• What this task involves:
Filter the entries and keep only the lines where the string "content" appears.
Source records Start Marker
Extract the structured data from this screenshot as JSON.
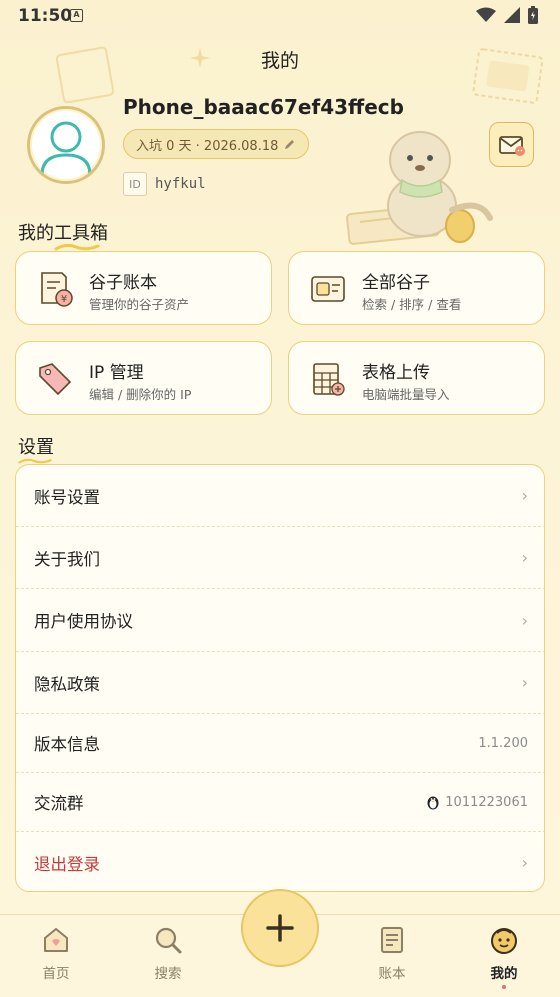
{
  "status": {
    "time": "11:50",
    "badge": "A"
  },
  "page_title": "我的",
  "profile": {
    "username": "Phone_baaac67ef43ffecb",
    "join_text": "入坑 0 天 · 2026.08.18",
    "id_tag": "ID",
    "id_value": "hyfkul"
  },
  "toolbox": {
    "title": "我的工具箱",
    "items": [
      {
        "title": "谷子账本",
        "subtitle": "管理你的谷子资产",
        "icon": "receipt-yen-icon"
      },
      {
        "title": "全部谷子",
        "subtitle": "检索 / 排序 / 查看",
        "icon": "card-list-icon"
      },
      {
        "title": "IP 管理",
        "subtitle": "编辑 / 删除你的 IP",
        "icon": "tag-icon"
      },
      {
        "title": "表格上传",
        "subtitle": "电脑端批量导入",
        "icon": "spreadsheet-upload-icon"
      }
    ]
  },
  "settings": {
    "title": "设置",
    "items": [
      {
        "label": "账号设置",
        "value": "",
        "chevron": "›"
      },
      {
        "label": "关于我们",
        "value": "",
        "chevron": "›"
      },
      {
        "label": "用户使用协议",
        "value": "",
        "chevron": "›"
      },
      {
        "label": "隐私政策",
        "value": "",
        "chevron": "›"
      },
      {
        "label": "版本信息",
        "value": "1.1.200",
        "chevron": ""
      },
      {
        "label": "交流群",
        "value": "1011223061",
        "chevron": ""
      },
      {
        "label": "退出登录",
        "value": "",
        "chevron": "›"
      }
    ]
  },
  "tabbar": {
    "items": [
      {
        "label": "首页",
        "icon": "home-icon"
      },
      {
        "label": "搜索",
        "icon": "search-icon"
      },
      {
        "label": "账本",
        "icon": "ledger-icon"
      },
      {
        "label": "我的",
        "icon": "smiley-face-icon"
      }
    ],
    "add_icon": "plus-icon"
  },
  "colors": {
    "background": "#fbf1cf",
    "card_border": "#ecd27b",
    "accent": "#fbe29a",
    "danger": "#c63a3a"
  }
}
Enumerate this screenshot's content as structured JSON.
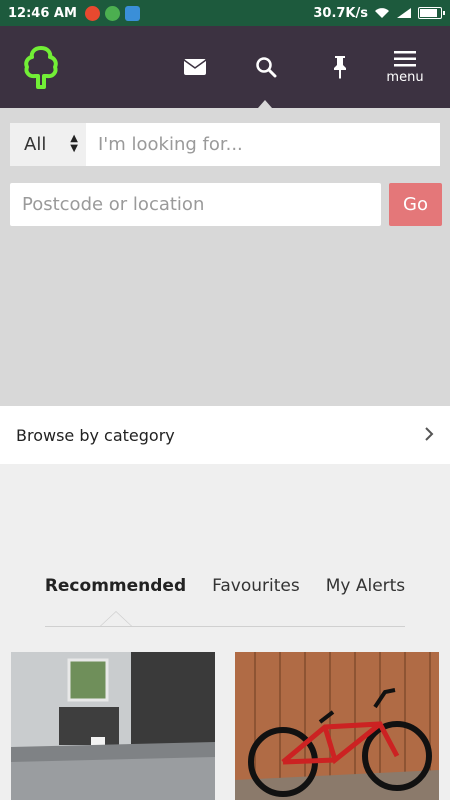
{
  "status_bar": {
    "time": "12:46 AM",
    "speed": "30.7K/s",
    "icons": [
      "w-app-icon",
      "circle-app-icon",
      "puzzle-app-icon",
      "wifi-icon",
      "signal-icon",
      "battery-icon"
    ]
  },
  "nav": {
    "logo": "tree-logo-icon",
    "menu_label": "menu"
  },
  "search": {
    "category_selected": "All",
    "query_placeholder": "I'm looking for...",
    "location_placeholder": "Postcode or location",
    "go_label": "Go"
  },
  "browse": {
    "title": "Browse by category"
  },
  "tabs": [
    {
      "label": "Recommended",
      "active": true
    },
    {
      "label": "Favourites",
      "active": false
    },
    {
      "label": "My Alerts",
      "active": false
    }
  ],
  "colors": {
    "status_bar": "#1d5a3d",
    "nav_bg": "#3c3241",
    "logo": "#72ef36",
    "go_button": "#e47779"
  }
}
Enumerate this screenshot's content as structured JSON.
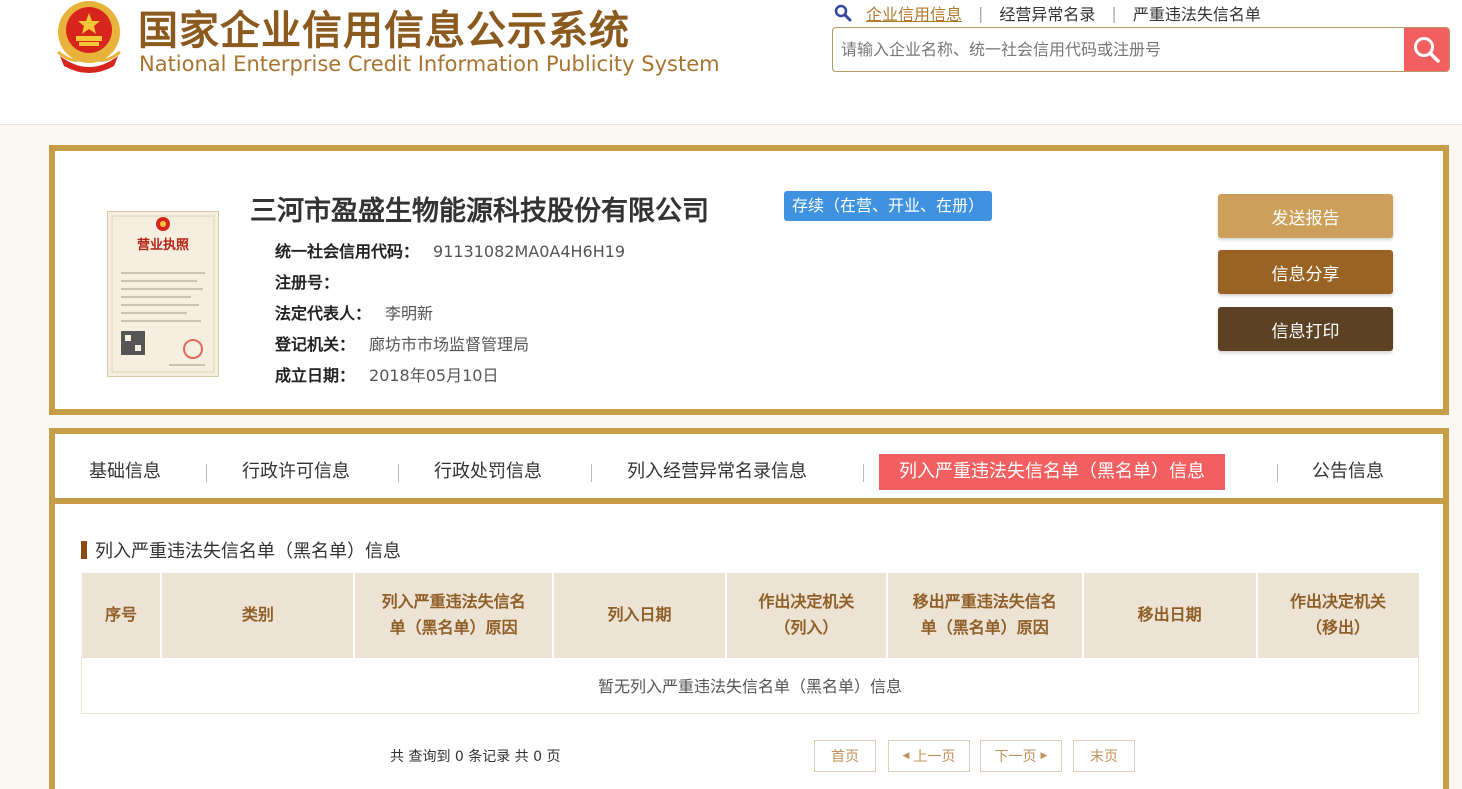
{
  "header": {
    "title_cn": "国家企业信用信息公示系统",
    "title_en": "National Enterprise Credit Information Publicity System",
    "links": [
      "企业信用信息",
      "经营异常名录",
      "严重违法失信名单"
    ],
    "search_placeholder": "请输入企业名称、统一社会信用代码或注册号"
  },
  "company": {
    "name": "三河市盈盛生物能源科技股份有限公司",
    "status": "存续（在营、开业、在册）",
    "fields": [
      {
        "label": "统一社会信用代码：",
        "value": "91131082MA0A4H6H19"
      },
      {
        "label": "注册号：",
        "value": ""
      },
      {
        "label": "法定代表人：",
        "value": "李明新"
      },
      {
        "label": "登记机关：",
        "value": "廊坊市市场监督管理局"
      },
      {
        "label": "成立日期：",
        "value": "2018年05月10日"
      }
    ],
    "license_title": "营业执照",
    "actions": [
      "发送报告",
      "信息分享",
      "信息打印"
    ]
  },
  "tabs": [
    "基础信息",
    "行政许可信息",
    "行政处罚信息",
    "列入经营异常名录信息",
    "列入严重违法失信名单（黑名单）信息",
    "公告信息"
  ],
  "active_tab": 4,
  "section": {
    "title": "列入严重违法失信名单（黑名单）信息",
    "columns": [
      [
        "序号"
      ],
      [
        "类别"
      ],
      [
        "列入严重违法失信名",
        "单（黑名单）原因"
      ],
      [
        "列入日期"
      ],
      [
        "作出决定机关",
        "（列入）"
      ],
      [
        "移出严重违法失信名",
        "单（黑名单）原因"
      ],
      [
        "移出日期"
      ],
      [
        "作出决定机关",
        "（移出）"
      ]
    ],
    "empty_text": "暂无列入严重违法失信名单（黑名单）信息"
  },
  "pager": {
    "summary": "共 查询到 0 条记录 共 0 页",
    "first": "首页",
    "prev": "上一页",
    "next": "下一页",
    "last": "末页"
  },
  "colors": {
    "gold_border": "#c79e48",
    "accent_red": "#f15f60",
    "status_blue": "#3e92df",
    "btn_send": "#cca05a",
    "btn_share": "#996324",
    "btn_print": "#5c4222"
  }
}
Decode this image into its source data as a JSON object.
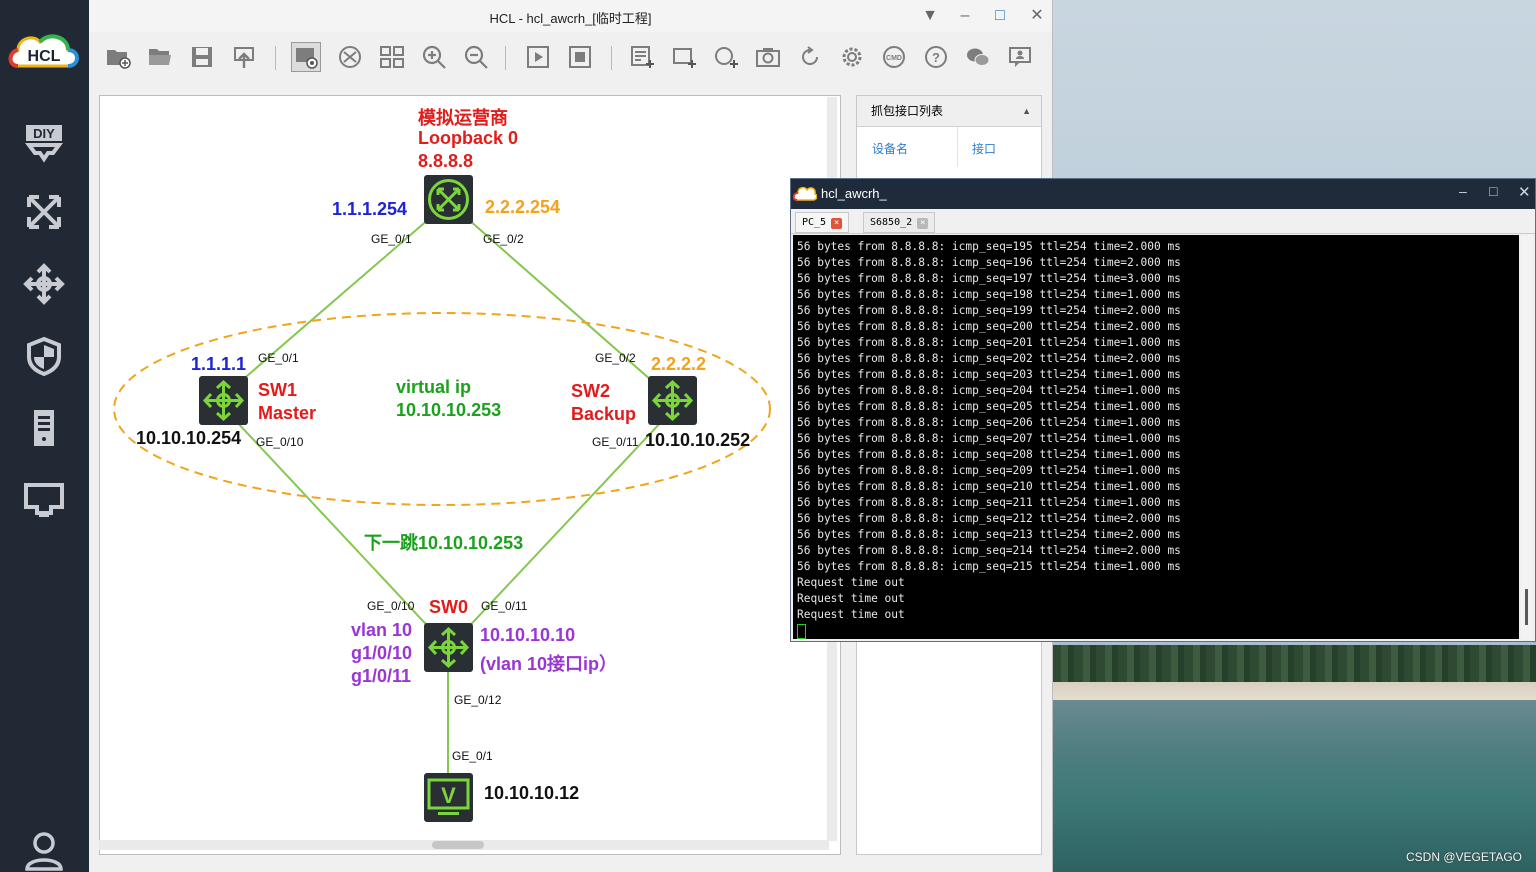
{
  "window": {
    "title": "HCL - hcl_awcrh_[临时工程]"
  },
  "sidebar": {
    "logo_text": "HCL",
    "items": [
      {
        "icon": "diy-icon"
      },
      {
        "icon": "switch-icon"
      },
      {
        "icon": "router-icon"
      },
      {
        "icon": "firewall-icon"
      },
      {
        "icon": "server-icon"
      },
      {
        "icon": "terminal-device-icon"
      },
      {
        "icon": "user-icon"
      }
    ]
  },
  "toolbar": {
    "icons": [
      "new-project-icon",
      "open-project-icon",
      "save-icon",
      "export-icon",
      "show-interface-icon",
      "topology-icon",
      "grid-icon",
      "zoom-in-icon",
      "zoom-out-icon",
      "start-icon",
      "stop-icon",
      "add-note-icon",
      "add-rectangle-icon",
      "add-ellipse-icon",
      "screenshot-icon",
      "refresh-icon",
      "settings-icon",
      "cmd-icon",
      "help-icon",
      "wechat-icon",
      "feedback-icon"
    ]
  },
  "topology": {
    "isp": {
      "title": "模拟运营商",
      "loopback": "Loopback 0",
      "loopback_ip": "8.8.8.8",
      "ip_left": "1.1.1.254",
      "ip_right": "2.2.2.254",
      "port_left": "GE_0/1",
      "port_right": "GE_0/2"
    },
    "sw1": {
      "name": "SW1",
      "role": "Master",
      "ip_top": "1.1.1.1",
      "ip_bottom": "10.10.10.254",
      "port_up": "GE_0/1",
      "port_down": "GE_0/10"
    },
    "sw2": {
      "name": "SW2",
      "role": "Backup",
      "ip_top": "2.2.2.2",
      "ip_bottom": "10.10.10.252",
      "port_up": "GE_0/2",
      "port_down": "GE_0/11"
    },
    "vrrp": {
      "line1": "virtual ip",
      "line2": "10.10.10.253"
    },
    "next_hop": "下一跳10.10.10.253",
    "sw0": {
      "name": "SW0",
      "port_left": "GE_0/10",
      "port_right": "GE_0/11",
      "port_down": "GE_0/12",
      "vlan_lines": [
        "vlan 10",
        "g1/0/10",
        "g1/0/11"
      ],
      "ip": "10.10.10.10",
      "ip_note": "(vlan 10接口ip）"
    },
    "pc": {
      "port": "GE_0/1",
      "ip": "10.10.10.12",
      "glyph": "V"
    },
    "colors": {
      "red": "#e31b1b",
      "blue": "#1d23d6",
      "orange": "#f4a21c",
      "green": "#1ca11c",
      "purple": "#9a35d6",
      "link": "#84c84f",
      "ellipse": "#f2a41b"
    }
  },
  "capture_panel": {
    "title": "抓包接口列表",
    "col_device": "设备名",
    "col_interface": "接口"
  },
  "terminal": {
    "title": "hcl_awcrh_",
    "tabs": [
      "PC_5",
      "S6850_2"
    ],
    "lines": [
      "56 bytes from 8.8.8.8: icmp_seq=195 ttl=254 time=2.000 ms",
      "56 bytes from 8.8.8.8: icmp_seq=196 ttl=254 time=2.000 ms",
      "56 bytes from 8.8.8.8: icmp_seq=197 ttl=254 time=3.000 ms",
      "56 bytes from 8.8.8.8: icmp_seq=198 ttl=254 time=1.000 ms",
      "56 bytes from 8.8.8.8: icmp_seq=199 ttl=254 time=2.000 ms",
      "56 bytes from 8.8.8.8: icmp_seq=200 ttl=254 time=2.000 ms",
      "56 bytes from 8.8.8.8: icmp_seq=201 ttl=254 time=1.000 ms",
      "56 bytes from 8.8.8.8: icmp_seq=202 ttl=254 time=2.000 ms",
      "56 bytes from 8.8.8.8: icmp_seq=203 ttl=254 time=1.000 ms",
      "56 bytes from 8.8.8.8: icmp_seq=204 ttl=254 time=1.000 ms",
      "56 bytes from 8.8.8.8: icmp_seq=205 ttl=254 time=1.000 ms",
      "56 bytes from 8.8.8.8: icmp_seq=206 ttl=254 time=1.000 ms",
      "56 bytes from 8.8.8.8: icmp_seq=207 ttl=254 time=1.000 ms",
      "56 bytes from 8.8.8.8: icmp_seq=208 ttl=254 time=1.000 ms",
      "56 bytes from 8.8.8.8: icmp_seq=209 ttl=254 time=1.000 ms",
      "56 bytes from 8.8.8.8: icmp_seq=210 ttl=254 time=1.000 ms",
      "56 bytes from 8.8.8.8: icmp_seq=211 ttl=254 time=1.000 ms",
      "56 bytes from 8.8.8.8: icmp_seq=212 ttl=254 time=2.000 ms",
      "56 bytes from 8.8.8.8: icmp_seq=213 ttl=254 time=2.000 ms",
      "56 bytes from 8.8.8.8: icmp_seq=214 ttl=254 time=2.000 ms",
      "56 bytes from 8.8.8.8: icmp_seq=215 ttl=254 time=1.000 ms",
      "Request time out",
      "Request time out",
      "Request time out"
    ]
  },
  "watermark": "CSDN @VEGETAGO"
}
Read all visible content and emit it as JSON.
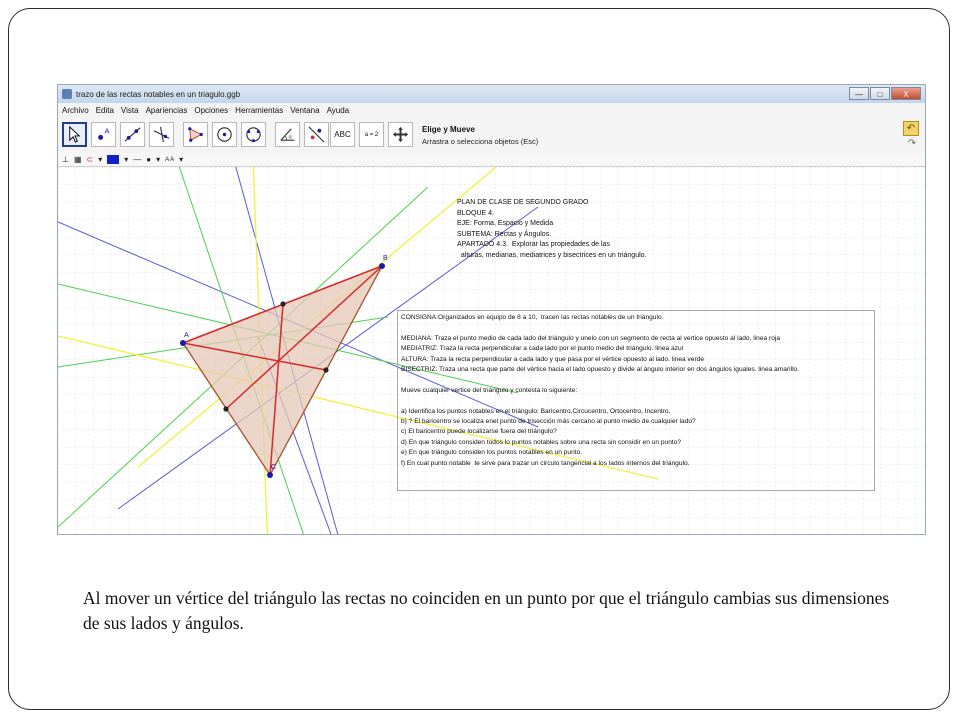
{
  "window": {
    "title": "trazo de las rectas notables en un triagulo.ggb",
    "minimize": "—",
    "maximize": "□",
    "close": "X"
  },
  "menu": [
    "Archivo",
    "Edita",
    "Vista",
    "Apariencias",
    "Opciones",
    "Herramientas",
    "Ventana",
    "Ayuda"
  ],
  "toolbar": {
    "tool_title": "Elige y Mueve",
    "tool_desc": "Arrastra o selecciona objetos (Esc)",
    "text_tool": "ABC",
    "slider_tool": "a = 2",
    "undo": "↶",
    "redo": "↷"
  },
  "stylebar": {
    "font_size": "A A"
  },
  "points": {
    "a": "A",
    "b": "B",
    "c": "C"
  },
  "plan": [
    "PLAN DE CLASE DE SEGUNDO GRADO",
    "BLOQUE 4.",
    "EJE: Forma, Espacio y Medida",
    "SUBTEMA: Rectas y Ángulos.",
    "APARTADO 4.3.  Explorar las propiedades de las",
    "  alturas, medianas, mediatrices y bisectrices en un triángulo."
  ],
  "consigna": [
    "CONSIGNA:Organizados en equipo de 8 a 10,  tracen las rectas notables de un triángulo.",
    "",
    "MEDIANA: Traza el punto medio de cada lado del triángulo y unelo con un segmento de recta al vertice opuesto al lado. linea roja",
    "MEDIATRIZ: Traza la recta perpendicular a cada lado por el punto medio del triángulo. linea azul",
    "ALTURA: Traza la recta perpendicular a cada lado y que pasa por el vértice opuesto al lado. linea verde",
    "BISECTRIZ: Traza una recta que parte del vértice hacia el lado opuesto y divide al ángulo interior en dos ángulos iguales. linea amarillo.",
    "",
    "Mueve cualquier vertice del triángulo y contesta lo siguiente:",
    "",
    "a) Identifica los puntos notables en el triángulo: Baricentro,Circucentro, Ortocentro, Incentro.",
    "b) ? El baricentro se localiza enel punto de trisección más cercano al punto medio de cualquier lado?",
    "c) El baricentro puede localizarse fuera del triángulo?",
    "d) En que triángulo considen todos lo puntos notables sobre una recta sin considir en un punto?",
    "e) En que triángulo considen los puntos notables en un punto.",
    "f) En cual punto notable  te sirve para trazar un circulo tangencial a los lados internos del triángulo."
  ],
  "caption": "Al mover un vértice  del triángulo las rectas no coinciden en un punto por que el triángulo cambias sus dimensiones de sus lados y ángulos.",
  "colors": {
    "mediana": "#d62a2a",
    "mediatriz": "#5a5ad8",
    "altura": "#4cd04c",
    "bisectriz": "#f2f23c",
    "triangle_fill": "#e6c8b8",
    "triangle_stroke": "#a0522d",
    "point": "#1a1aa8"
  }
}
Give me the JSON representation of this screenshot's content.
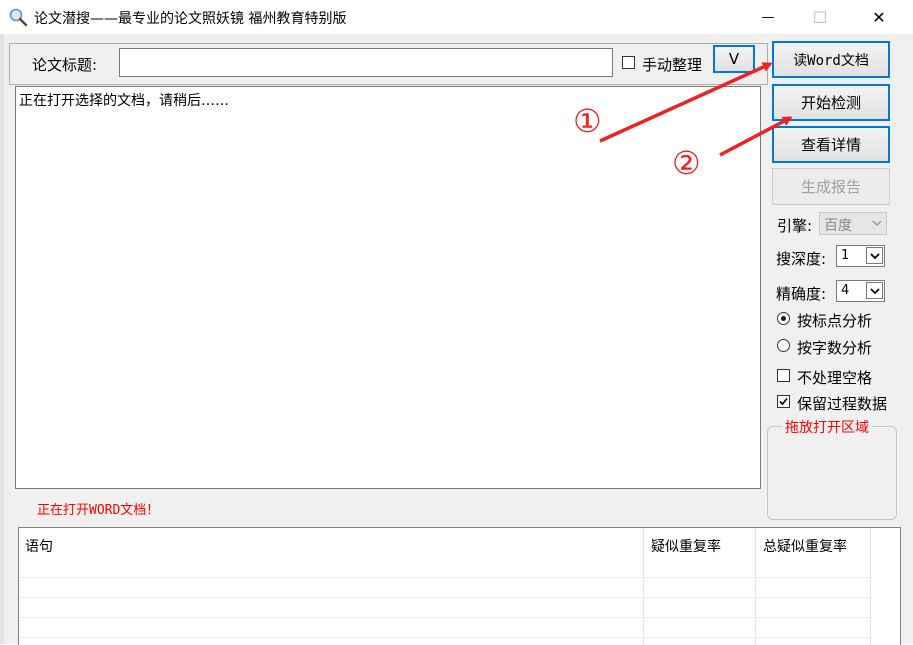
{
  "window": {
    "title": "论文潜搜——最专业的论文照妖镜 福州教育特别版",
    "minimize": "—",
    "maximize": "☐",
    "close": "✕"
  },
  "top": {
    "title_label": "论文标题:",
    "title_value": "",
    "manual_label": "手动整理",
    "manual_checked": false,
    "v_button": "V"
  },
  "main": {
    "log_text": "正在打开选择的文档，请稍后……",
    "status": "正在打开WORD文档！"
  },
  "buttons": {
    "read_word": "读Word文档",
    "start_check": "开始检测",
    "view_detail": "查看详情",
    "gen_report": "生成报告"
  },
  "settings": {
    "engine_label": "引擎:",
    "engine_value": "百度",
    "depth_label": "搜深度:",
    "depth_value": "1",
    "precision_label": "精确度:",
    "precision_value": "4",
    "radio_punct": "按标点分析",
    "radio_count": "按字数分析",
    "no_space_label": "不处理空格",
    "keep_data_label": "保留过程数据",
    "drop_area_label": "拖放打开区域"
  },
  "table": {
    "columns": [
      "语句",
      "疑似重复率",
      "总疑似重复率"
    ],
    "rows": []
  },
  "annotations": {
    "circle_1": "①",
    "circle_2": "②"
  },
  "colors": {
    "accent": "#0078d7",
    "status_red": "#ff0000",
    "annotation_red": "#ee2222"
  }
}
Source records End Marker
• Result:
Enumerate this screenshot's content as structured JSON.
Enumerate this screenshot's content as structured JSON.
Read all visible content and emit it as JSON.
Give me the JSON representation of this screenshot's content.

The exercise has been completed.